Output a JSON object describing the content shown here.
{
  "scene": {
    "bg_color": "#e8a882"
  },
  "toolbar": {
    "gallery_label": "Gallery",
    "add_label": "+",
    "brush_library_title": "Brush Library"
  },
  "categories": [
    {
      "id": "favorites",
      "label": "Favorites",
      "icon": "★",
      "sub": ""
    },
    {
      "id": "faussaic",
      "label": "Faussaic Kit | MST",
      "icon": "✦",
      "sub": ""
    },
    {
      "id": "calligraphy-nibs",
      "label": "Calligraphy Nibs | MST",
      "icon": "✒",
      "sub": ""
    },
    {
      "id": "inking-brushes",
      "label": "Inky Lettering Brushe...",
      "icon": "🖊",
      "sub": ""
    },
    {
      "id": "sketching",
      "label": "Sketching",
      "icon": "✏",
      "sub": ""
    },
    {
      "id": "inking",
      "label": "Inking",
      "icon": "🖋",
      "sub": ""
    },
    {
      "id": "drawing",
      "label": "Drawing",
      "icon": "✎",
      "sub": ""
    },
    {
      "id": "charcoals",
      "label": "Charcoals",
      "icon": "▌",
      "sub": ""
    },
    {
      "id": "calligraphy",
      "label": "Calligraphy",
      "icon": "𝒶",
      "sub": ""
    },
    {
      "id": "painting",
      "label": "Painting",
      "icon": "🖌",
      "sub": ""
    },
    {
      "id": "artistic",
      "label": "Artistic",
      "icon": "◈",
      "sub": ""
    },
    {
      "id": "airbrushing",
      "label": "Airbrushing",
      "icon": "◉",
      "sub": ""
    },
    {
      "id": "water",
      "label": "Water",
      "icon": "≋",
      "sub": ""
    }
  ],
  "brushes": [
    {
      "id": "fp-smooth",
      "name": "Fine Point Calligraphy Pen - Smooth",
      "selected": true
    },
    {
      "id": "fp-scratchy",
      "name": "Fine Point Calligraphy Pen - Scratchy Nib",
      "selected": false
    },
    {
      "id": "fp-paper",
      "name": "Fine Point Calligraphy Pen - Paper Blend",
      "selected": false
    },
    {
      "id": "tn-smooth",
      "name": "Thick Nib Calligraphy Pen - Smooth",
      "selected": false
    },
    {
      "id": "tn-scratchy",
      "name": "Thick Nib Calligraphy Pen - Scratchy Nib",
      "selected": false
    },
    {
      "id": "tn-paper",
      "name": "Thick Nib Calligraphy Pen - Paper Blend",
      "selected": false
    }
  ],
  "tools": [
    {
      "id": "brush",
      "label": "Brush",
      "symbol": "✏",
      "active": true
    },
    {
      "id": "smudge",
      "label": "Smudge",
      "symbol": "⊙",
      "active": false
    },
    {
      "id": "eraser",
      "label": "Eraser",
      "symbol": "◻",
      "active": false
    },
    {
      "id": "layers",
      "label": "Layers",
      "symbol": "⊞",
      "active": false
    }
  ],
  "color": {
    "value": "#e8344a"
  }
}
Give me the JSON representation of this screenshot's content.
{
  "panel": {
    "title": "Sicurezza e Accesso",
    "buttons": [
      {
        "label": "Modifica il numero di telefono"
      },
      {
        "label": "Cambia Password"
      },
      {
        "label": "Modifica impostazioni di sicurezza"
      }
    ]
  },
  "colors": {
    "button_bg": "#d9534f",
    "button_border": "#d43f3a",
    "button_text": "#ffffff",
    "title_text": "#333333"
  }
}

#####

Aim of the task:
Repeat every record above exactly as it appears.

Result:
Output a JSON object describing the content shown here.
{
  "scene": {
    "bg_color": "#e8a882"
  },
  "toolbar": {
    "gallery_label": "Gallery",
    "add_label": "+",
    "brush_library_title": "Brush Library"
  },
  "categories": [
    {
      "id": "favorites",
      "label": "Favorites",
      "icon": "★",
      "sub": ""
    },
    {
      "id": "faussaic",
      "label": "Faussaic Kit | MST",
      "icon": "✦",
      "sub": ""
    },
    {
      "id": "calligraphy-nibs",
      "label": "Calligraphy Nibs | MST",
      "icon": "✒",
      "sub": ""
    },
    {
      "id": "inking-brushes",
      "label": "Inky Lettering Brushe...",
      "icon": "🖊",
      "sub": ""
    },
    {
      "id": "sketching",
      "label": "Sketching",
      "icon": "✏",
      "sub": ""
    },
    {
      "id": "inking",
      "label": "Inking",
      "icon": "🖋",
      "sub": ""
    },
    {
      "id": "drawing",
      "label": "Drawing",
      "icon": "✎",
      "sub": ""
    },
    {
      "id": "charcoals",
      "label": "Charcoals",
      "icon": "▌",
      "sub": ""
    },
    {
      "id": "calligraphy",
      "label": "Calligraphy",
      "icon": "𝒶",
      "sub": ""
    },
    {
      "id": "painting",
      "label": "Painting",
      "icon": "🖌",
      "sub": ""
    },
    {
      "id": "artistic",
      "label": "Artistic",
      "icon": "◈",
      "sub": ""
    },
    {
      "id": "airbrushing",
      "label": "Airbrushing",
      "icon": "◉",
      "sub": ""
    },
    {
      "id": "water",
      "label": "Water",
      "icon": "≋",
      "sub": ""
    }
  ],
  "brushes": [
    {
      "id": "fp-smooth",
      "name": "Fine Point Calligraphy Pen - Smooth",
      "selected": true
    },
    {
      "id": "fp-scratchy",
      "name": "Fine Point Calligraphy Pen - Scratchy Nib",
      "selected": false
    },
    {
      "id": "fp-paper",
      "name": "Fine Point Calligraphy Pen - Paper Blend",
      "selected": false
    },
    {
      "id": "tn-smooth",
      "name": "Thick Nib Calligraphy Pen - Smooth",
      "selected": false
    },
    {
      "id": "tn-scratchy",
      "name": "Thick Nib Calligraphy Pen - Scratchy Nib",
      "selected": false
    },
    {
      "id": "tn-paper",
      "name": "Thick Nib Calligraphy Pen - Paper Blend",
      "selected": false
    }
  ],
  "tools": [
    {
      "id": "brush",
      "label": "Brush",
      "symbol": "✏",
      "active": true
    },
    {
      "id": "smudge",
      "label": "Smudge",
      "symbol": "⊙",
      "active": false
    },
    {
      "id": "eraser",
      "label": "Eraser",
      "symbol": "◻",
      "active": false
    },
    {
      "id": "layers",
      "label": "Layers",
      "symbol": "⊞",
      "active": false
    }
  ],
  "color": {
    "value": "#e8344a"
  }
}
Give me the JSON representation of this screenshot's content.
{
  "panel": {
    "title": "Sicurezza e Accesso",
    "buttons": [
      {
        "label": "Modifica il numero di telefono"
      },
      {
        "label": "Cambia Password"
      },
      {
        "label": "Modifica impostazioni di sicurezza"
      }
    ]
  },
  "colors": {
    "button_bg": "#d9534f",
    "button_border": "#d43f3a",
    "button_text": "#ffffff",
    "title_text": "#333333"
  }
}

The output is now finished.